• **Your assignment**:
Every line below that holds the word "label" must be listed.

• **Provided records**:
'''
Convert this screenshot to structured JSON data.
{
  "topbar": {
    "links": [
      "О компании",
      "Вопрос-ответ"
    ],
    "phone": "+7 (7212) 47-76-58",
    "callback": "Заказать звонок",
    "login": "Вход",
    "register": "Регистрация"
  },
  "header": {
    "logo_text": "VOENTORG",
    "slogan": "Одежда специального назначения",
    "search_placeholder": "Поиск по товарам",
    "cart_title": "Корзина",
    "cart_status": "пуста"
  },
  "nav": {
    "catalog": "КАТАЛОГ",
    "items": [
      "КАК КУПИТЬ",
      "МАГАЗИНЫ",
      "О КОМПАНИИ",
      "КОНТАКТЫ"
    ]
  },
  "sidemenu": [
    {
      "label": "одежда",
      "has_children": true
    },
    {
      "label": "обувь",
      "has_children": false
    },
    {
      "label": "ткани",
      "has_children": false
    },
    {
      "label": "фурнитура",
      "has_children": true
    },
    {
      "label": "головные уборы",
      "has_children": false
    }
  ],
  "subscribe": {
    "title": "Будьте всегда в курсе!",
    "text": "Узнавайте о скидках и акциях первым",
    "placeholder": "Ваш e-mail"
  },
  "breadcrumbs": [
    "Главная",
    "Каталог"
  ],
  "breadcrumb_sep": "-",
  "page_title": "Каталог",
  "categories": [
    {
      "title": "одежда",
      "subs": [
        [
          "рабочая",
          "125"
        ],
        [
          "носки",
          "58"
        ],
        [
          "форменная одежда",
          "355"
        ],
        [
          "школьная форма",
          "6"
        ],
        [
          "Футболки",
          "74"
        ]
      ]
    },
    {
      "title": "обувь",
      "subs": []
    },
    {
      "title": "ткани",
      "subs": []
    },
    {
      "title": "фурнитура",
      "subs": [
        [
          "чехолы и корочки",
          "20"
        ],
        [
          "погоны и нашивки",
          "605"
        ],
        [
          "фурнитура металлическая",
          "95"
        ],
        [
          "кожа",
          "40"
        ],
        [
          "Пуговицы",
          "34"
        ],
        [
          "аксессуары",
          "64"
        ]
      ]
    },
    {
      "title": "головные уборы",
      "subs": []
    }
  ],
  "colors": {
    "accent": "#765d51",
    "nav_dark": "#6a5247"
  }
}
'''
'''
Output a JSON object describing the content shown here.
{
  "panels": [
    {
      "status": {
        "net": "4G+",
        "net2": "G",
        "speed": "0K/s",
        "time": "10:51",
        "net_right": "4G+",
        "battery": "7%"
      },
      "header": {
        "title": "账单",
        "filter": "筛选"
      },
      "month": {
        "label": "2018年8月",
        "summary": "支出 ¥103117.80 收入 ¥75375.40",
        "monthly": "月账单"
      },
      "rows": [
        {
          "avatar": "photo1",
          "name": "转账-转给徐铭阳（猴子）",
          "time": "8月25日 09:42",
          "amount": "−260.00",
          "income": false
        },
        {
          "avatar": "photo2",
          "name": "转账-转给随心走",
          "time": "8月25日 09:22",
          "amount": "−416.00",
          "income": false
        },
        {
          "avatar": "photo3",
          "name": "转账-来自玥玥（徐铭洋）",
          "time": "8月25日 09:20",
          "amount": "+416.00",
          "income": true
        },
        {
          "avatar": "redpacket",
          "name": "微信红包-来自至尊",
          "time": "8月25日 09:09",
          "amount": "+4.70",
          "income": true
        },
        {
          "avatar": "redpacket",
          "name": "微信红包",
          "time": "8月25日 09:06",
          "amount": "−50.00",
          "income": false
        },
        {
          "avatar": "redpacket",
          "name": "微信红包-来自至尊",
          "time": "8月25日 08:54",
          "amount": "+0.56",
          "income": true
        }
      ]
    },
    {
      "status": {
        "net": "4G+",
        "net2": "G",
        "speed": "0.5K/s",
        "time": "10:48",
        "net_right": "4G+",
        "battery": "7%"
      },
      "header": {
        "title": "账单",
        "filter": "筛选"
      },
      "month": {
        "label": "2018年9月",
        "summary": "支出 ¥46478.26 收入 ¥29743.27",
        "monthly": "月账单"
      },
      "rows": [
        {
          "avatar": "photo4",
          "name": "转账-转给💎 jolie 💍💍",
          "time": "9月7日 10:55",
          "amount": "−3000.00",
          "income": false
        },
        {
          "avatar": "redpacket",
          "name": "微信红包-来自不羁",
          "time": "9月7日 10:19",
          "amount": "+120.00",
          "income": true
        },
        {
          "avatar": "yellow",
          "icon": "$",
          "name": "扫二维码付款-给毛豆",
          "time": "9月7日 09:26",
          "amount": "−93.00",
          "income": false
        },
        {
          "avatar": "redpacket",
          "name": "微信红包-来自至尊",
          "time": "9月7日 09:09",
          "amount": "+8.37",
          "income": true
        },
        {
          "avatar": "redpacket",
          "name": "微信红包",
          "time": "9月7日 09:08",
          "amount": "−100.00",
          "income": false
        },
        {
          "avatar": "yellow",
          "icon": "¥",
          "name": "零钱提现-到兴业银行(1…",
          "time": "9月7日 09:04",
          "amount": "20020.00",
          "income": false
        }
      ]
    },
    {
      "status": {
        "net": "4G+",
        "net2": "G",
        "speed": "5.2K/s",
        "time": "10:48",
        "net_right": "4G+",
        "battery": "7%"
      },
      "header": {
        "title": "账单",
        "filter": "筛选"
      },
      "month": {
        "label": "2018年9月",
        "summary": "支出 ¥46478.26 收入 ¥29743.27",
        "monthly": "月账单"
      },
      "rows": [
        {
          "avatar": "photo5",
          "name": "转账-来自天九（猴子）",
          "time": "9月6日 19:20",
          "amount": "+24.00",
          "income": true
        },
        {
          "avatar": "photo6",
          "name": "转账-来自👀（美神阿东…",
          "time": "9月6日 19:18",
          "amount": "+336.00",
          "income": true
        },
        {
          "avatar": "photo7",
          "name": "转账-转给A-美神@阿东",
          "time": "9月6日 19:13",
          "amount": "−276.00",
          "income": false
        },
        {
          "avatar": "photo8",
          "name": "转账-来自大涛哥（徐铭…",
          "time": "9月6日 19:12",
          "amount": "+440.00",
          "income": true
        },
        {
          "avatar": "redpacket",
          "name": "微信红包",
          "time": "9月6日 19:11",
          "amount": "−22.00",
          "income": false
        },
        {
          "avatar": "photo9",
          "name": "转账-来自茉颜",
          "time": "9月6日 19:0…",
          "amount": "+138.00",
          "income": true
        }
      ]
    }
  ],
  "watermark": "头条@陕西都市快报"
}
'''
• **Result below**:
      "label": "одежда",
      "label": "обувь",
      "label": "ткани",
      "label": "фурнитура",
      "label": "головные уборы",
        "label": "2018年8月",
        "label": "2018年9月",
        "label": "2018年9月",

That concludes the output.